(Photo: Reuters/Gary Cameron)
Evangelical groups are asking how many more families will be broken apart due to lack of action on immigration reform in Congress, after House Speaker John Boehner said on Thursday that such reform will have a tough time going forward due to Republican distrust of President Barack Obama.
"With a strong majority of Americans, including evangelicals, wanting leaders to fix our broken immigration system, immigration reform is going to happen. The only question is how many families will be broken up and how much our communities have to suffer until Washington acts," Sojourners President Jim Wallis, who is part of the Evangelical Immigration Table, told The Christian Post on Thursday.
While immigration reform groups praised Obama's call to action on the issue at the State of the Union last week, and have urged bipartisan support to fix America's broken immigration system, such legislation has stalled in Congress.
The Senate has passed its own version of an immigration reform bill that includes a path to citizenship for illegal immigrants, but the House of Representatives has refused to vote on that bill, instead suggesting at least four separate bills of its own.

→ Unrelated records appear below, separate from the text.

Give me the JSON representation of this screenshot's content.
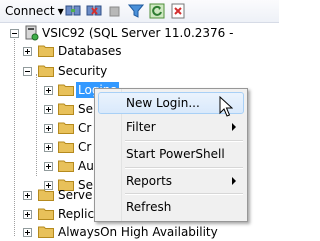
{
  "toolbar": {
    "connect_label": "Connect",
    "icons": [
      "connect-object-explorer-icon",
      "disconnect-icon",
      "stop-icon",
      "filter-icon",
      "refresh-icon",
      "object-explorer-details-icon"
    ]
  },
  "tree": {
    "server_label": "VSIC92 (SQL Server 11.0.2376 -",
    "nodes": {
      "databases": "Databases",
      "security": "Security",
      "logins": "Logins",
      "sec_child_1": "Se",
      "sec_child_2": "Cr",
      "sec_child_3": "Cr",
      "sec_child_4": "Au",
      "sec_child_5": "Se",
      "server_objects": "Serve",
      "replication": "Replic",
      "alwayson": "AlwaysOn High Availability"
    }
  },
  "context_menu": {
    "items": [
      {
        "label": "New Login...",
        "highlighted": true,
        "has_submenu": false
      },
      {
        "label": "Filter",
        "has_submenu": true
      },
      {
        "label": "Start PowerShell",
        "has_submenu": false
      },
      {
        "label": "Reports",
        "has_submenu": true
      },
      {
        "label": "Refresh",
        "has_submenu": false
      }
    ]
  },
  "colors": {
    "selection": "#3399ff",
    "folder": "#e8c15a",
    "menu_bg": "#f0f0f0",
    "menu_highlight_border": "#a8d0f6"
  }
}
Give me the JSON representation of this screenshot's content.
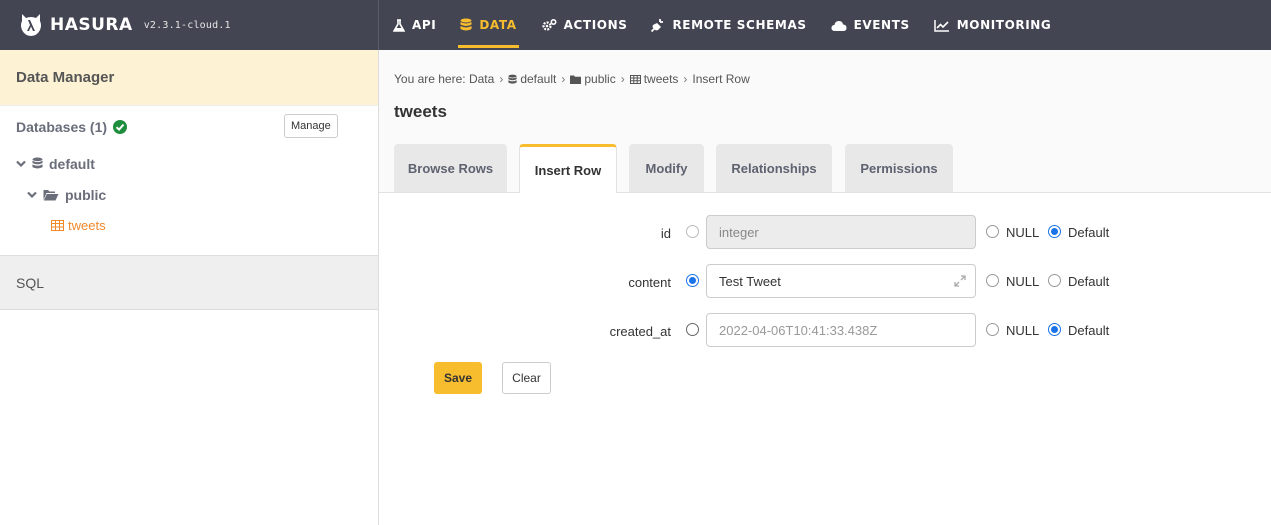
{
  "app": {
    "brand_name": "HASURA",
    "version": "v2.3.1-cloud.1"
  },
  "nav": {
    "items": [
      {
        "label": "API",
        "icon": "flask-icon",
        "active": false
      },
      {
        "label": "DATA",
        "icon": "database-icon",
        "active": true
      },
      {
        "label": "ACTIONS",
        "icon": "cogs-icon",
        "active": false
      },
      {
        "label": "REMOTE SCHEMAS",
        "icon": "plug-icon",
        "active": false
      },
      {
        "label": "EVENTS",
        "icon": "cloud-icon",
        "active": false
      },
      {
        "label": "MONITORING",
        "icon": "line-chart-icon",
        "active": false
      }
    ],
    "accent": "#f8bd2e"
  },
  "sidebar": {
    "title": "Data Manager",
    "databases_label": "Databases (1)",
    "manage_label": "Manage",
    "tree": {
      "database": "default",
      "schema": "public",
      "table": "tweets"
    },
    "sql_label": "SQL"
  },
  "breadcrumb": {
    "prefix": "You are here:",
    "items": [
      "Data",
      "default",
      "public",
      "tweets",
      "Insert Row"
    ]
  },
  "page": {
    "title": "tweets"
  },
  "tabs": [
    {
      "label": "Browse Rows",
      "active": false
    },
    {
      "label": "Insert Row",
      "active": true
    },
    {
      "label": "Modify",
      "active": false
    },
    {
      "label": "Relationships",
      "active": false
    },
    {
      "label": "Permissions",
      "active": false
    }
  ],
  "form": {
    "fields": [
      {
        "name": "id",
        "value_selected": false,
        "value": "",
        "placeholder": "integer",
        "disabled": true,
        "null_label": "NULL",
        "default_label": "Default",
        "selected_option": "Default"
      },
      {
        "name": "content",
        "value_selected": true,
        "value": "Test Tweet",
        "placeholder": "",
        "disabled": false,
        "null_label": "NULL",
        "default_label": "Default",
        "selected_option": "value"
      },
      {
        "name": "created_at",
        "value_selected": false,
        "value": "",
        "placeholder": "2022-04-06T10:41:33.438Z",
        "disabled": false,
        "null_label": "NULL",
        "default_label": "Default",
        "selected_option": "Default"
      }
    ],
    "save_label": "Save",
    "clear_label": "Clear"
  }
}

"There's widespread doubt about whether this administration can be trusted to enforce our laws, and it's going to be difficult to move any immigration legislation until that changes," Boehner said on Thursday, according to Fox News.

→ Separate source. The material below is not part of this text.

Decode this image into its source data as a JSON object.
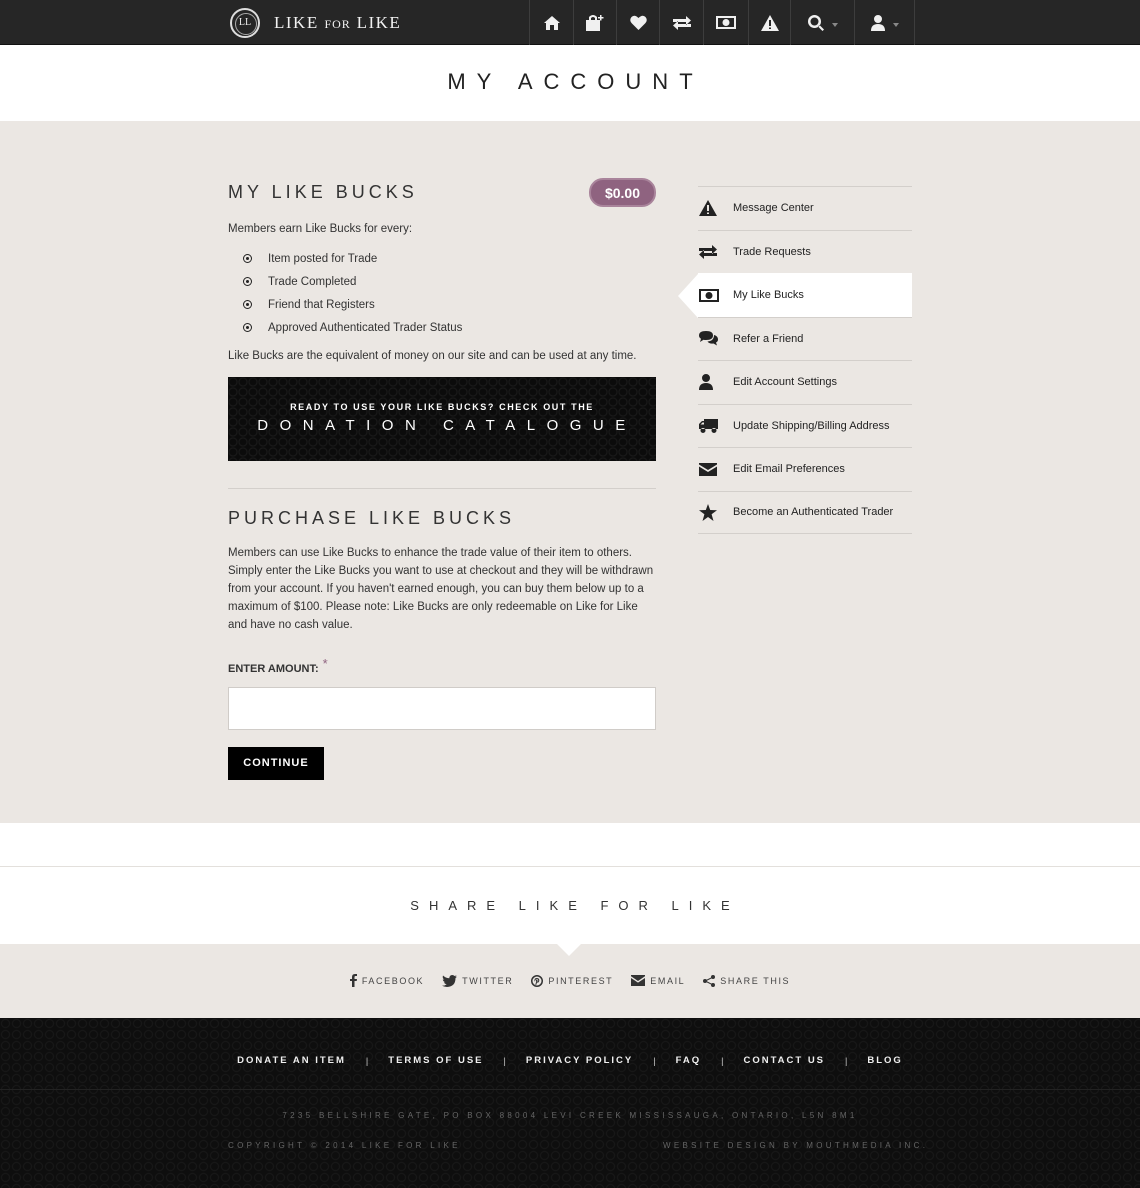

While the Republican said he has called on Congress and the Obama administration to work together for immigration reform, senior GOP sources apparently told Fox that the House Speaker is "putting a stop sign" on such legislation.
"Tap the brakes on immigration reform," the anonymous aide said. "Just don't say dead."
Wallis told CP that although immigration reform is a complicated issue, too many people are being hurt by the status quo to justify inaction.
"My prayer is that Speaker Boehner and other leaders will be mindful of this reality and continue seeking a way forward. This is the year that common sense immigration reform needs to pass," the Sojourners president urged.
Dr. Russell Moore, president of the Southern Baptist Ethics & Religious Liberty Commission, also weighed in, commenting: "Right now, our nation's leaders have a rare window of opportunity in which to pass a reform that is good for all Americans. I encourage our legislators to continue moving forward on the House Republican standards released last week and seize this moment to create an immigration system that works. We cannot keep putting off this issue that is so important to our churches, communities and economy."
The Rev. Samuel Rodriguez, president of the National Hispanic Christian Leadership Conference, meanwhile, called on House leaders to turn their vision for immigration reform into a reality.
"This moment is unique, and it won't last long. I am praying that they will not squander it. Our broken immigration system is causing harm in our churches and our communities today, and we need a new process today, not years down the road," Rodriguez stated.
Last week, Obama noted that both major political parties want to work together for immigration reform.
"I know that members of both parties in the House want to do the same. Independent economists say immigration reform will grow our economy and shrink our deficits by almost $1 trillion in the next two decades," Obama said in his SOTU address.
"And for good reason: when people come here to fulfill their dreams – to study, invent, and contribute to our culture – they make our country a more attractive place for businesses to locate and create jobs for everyone. So let's get immigration reform done this year."
The Evangelical Immigration Table had posted an ad addressing House Republican members in light of the SOTU, saying that Christians will be praying for them to move forward with legislation.